Lines of the data that contain the word "Wasserfall" are the ones to copy.

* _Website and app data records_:
◇ ◇ ◇
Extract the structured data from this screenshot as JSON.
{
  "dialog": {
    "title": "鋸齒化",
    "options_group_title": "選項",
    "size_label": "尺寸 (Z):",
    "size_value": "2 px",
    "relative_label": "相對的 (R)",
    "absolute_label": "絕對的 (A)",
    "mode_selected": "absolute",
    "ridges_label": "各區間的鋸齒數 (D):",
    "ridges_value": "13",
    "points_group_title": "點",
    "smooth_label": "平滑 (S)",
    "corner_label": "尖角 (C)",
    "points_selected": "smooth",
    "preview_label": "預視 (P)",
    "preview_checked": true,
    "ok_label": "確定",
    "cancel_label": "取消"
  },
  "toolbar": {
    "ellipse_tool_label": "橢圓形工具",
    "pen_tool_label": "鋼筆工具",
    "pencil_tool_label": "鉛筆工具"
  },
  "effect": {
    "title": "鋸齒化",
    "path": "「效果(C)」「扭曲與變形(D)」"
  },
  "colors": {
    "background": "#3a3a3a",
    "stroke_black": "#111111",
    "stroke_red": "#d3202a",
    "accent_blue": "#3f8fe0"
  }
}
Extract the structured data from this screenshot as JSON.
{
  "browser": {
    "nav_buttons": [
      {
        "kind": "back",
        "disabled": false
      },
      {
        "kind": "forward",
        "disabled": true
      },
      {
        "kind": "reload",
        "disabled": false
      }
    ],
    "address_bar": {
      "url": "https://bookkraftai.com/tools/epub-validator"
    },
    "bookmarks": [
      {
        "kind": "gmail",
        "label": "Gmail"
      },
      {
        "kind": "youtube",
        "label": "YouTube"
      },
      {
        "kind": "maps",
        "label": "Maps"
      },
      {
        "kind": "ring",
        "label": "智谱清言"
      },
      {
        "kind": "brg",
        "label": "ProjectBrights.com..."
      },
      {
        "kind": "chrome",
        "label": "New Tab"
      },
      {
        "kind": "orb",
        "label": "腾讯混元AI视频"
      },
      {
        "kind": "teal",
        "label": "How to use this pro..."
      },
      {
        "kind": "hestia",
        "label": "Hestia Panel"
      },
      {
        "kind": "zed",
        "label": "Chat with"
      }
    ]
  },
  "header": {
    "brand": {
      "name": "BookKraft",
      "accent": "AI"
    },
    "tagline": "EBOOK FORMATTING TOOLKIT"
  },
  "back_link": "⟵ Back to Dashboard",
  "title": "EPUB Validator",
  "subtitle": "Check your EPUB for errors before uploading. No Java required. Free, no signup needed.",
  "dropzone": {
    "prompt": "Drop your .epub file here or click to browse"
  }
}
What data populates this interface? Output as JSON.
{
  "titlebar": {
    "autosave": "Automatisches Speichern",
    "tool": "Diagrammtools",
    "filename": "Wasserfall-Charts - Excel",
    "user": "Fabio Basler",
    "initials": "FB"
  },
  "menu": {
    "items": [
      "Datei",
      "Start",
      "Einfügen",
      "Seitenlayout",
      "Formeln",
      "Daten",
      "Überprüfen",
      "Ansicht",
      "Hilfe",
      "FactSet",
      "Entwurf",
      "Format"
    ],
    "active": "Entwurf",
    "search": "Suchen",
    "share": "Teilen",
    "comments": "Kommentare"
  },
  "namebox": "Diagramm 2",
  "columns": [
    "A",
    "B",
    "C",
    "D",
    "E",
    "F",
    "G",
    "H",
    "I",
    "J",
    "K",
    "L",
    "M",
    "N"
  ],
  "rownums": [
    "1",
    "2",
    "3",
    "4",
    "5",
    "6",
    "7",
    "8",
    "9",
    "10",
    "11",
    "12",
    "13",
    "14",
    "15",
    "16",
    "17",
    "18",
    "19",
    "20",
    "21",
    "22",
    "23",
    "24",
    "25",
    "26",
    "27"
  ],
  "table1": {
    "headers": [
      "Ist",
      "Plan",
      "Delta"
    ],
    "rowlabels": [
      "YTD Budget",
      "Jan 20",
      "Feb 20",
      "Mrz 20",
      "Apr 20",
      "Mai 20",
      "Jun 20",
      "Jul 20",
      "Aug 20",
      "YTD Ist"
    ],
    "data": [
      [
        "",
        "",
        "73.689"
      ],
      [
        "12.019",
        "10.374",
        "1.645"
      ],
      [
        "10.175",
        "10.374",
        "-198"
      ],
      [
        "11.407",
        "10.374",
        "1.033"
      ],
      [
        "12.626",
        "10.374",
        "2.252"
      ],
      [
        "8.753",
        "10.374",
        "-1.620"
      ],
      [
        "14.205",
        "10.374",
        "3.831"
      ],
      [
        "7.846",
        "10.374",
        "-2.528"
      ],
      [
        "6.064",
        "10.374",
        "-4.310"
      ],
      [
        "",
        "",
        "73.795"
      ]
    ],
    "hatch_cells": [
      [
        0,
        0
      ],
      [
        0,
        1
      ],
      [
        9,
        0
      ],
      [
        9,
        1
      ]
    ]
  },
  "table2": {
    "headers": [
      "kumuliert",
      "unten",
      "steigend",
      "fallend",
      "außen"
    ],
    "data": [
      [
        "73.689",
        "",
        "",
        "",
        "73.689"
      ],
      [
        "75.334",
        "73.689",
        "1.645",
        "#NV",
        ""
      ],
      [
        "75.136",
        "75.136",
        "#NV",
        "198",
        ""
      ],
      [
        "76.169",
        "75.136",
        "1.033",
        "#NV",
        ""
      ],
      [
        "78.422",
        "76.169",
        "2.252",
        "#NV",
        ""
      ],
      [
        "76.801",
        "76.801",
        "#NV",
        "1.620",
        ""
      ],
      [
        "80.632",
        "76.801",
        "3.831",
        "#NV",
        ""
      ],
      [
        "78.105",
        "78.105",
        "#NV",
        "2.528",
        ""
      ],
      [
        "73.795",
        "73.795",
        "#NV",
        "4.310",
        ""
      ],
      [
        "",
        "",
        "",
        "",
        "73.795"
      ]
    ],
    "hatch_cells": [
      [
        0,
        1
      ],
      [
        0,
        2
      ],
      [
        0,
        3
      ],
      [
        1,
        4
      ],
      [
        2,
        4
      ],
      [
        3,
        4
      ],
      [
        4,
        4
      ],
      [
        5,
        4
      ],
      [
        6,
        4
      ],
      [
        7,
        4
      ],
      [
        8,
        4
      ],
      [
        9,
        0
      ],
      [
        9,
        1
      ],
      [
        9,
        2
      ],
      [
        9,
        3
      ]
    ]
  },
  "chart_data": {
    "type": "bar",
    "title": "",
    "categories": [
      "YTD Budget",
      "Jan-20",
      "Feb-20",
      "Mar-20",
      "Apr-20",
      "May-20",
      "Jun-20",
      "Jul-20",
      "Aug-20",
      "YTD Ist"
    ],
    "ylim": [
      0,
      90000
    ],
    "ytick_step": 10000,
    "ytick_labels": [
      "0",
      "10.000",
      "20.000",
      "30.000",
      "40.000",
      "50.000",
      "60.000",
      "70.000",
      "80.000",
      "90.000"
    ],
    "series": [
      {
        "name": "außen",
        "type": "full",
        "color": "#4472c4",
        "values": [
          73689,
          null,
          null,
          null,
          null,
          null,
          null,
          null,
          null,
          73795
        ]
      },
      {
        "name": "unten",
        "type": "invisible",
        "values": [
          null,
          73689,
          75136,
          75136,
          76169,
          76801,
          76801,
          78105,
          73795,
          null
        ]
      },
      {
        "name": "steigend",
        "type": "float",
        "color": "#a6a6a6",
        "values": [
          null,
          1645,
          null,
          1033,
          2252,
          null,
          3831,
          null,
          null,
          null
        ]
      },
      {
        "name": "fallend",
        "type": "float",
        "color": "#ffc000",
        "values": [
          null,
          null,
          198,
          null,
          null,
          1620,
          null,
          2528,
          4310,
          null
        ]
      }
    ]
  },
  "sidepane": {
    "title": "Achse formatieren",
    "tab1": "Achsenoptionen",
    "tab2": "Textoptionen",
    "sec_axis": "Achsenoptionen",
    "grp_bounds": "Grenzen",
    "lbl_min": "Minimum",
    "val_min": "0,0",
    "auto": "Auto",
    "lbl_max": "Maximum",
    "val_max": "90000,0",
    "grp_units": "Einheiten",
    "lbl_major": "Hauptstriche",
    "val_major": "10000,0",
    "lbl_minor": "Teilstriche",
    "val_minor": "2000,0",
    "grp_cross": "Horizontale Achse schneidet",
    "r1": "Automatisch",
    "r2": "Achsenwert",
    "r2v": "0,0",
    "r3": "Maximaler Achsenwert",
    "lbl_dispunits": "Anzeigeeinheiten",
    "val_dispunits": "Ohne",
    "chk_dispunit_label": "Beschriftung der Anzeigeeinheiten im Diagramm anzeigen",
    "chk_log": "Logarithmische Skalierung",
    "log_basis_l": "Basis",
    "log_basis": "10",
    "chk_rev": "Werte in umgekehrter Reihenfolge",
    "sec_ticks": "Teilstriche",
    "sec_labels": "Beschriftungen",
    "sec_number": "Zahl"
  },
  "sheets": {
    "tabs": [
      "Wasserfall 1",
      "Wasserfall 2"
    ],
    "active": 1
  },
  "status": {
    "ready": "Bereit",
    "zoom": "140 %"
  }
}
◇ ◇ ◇
* _WRITTEN ANSWER_:
    "filename": "Wasserfall-Charts - Excel",
      "Wasserfall 1",
      "Wasserfall 2"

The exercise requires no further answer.